| Task description |
Go through the entries below and collect each line with the string "this" in it.

*** Block opens ***

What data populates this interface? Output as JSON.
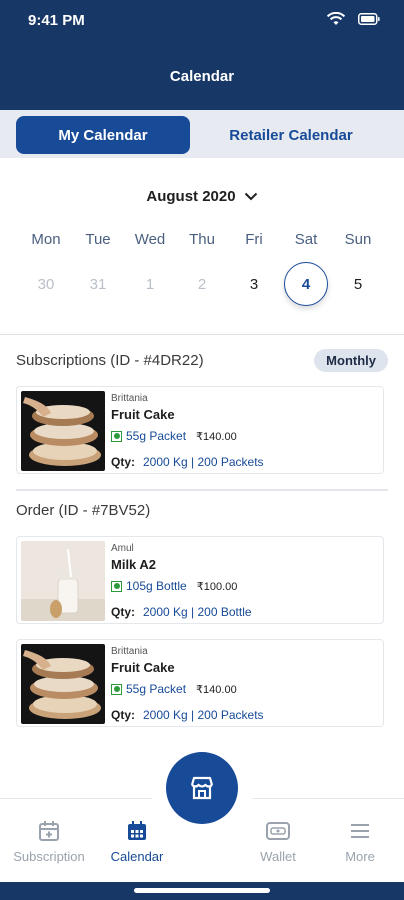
{
  "status": {
    "time": "9:41 PM"
  },
  "header": {
    "title": "Calendar"
  },
  "tabs": {
    "my_calendar": "My Calendar",
    "retailer_calendar": "Retailer Calendar"
  },
  "calendar": {
    "month": "August 2020",
    "weekdays": [
      "Mon",
      "Tue",
      "Wed",
      "Thu",
      "Fri",
      "Sat",
      "Sun"
    ],
    "dates": [
      "30",
      "31",
      "1",
      "2",
      "3",
      "4",
      "5"
    ],
    "selected": "4"
  },
  "subscriptions": {
    "title": "Subscriptions (ID - #4DR22)",
    "badge": "Monthly",
    "items": [
      {
        "brand": "Brittania",
        "name": "Fruit Cake",
        "pack": "55g Packet",
        "price": "₹140.00",
        "qty_label": "Qty:",
        "qty_value": "2000 Kg | 200 Packets"
      }
    ]
  },
  "order": {
    "title": "Order (ID - #7BV52)",
    "items": [
      {
        "brand": "Amul",
        "name": "Milk A2",
        "pack": "105g Bottle",
        "price": "₹100.00",
        "qty_label": "Qty:",
        "qty_value": "2000 Kg | 200 Bottle"
      },
      {
        "brand": "Brittania",
        "name": "Fruit Cake",
        "pack": "55g Packet",
        "price": "₹140.00",
        "qty_label": "Qty:",
        "qty_value": "2000 Kg | 200 Packets"
      }
    ]
  },
  "nav": {
    "subscription": "Subscription",
    "calendar": "Calendar",
    "wallet": "Wallet",
    "more": "More"
  },
  "colors": {
    "primary": "#174a97",
    "header": "#173766",
    "veg": "#2c9b3c"
  }
}
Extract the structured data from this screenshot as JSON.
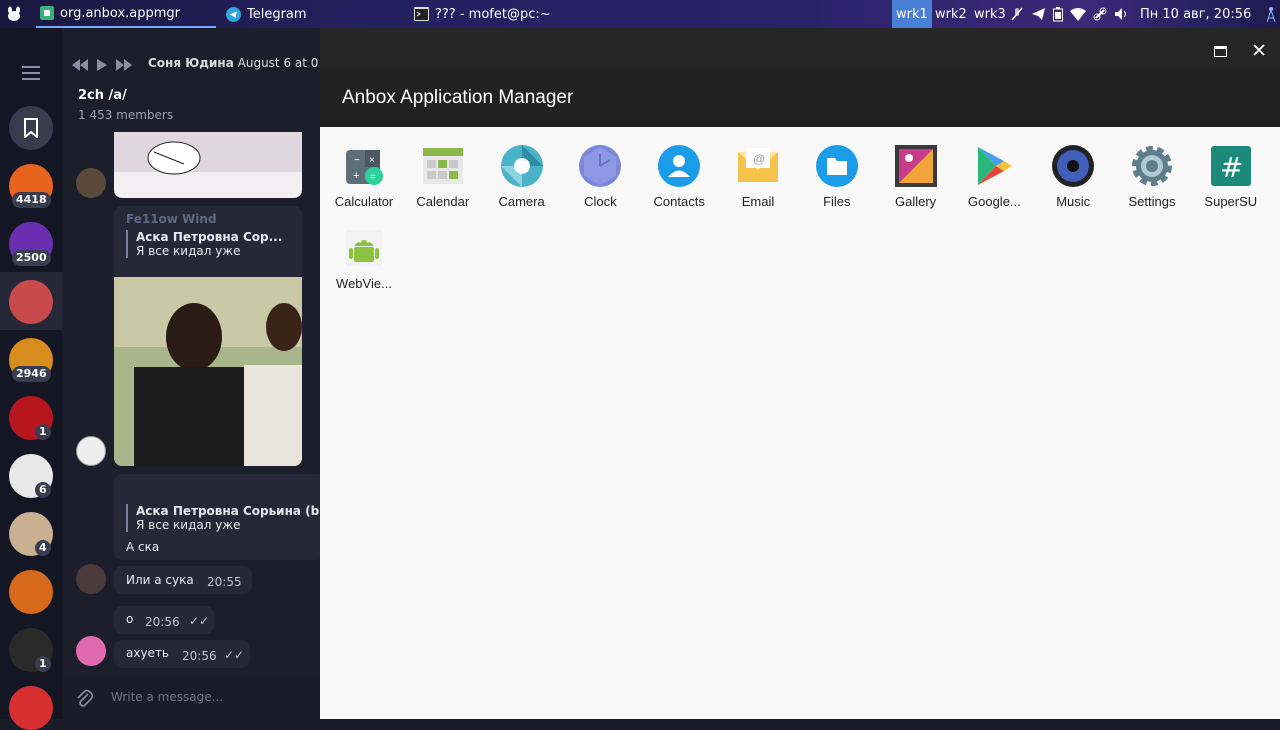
{
  "taskbar": {
    "windows": [
      {
        "label": "org.anbox.appmgr",
        "active": true
      },
      {
        "label": "Telegram",
        "active": false
      },
      {
        "label": "??? - mofet@pc:~",
        "active": false
      }
    ],
    "workspaces": [
      {
        "label": "wrk1",
        "active": true
      },
      {
        "label": "wrk2",
        "active": false
      },
      {
        "label": "wrk3",
        "active": false
      }
    ],
    "clock": "Пн 10 авг, 20:56"
  },
  "telegram": {
    "header": {
      "sender": "Соня Юдина",
      "sender_time": "August 6 at 0",
      "chat_title": "2ch /a/",
      "members": "1 453 members"
    },
    "chat_list": [
      {
        "badge": "4418",
        "color": "#e8641e"
      },
      {
        "badge": "2500",
        "color": "#6a2fb0"
      },
      {
        "badge": "",
        "color": "#c94a4a"
      },
      {
        "badge": "2946",
        "color": "#d98c1e"
      },
      {
        "badge": "1",
        "color": "#b8161e"
      },
      {
        "badge": "6",
        "color": "#e8e8e8"
      },
      {
        "badge": "4",
        "color": "#c8b090"
      },
      {
        "badge": "",
        "color": "#d86a1e"
      },
      {
        "badge": "1",
        "color": "#2a2a2a"
      },
      {
        "badge": "",
        "color": "#d83030"
      }
    ],
    "messages": {
      "reply1_author": "Fe11ow Wind",
      "reply1_quote_name": "Аска Петровна Сор...",
      "reply1_quote_text": "Я все кидал уже",
      "reply2_quote_name": "Аска Петровна Сорьина (b",
      "reply2_quote_text": "Я все кидал уже",
      "reply2_text": "А ска",
      "m3_text": "Или а сука",
      "m3_time": "20:55",
      "m4_text": "о",
      "m4_time": "20:56",
      "m5_text": "ахуеть",
      "m5_time": "20:56"
    },
    "composer_placeholder": "Write a message..."
  },
  "anbox": {
    "title": "Anbox Application Manager",
    "apps": [
      {
        "label": "Calculator",
        "icon": "calculator-icon"
      },
      {
        "label": "Calendar",
        "icon": "calendar-icon"
      },
      {
        "label": "Camera",
        "icon": "camera-icon"
      },
      {
        "label": "Clock",
        "icon": "clock-icon"
      },
      {
        "label": "Contacts",
        "icon": "contacts-icon"
      },
      {
        "label": "Email",
        "icon": "email-icon"
      },
      {
        "label": "Files",
        "icon": "files-icon"
      },
      {
        "label": "Gallery",
        "icon": "gallery-icon"
      },
      {
        "label": "Google...",
        "icon": "play-store-icon"
      },
      {
        "label": "Music",
        "icon": "music-icon"
      },
      {
        "label": "Settings",
        "icon": "settings-icon"
      },
      {
        "label": "SuperSU",
        "icon": "supersu-icon"
      },
      {
        "label": "WebVie...",
        "icon": "android-icon"
      }
    ]
  }
}
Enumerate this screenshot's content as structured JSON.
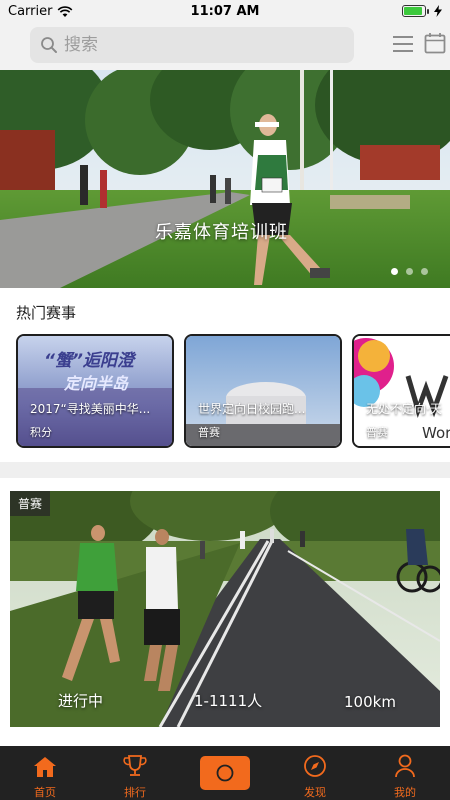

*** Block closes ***

| Completed exercise |
What data populates this interface? Output as JSON.
Extract the structured data from this screenshot as JSON.
Enumerate this screenshot's content as structured JSON.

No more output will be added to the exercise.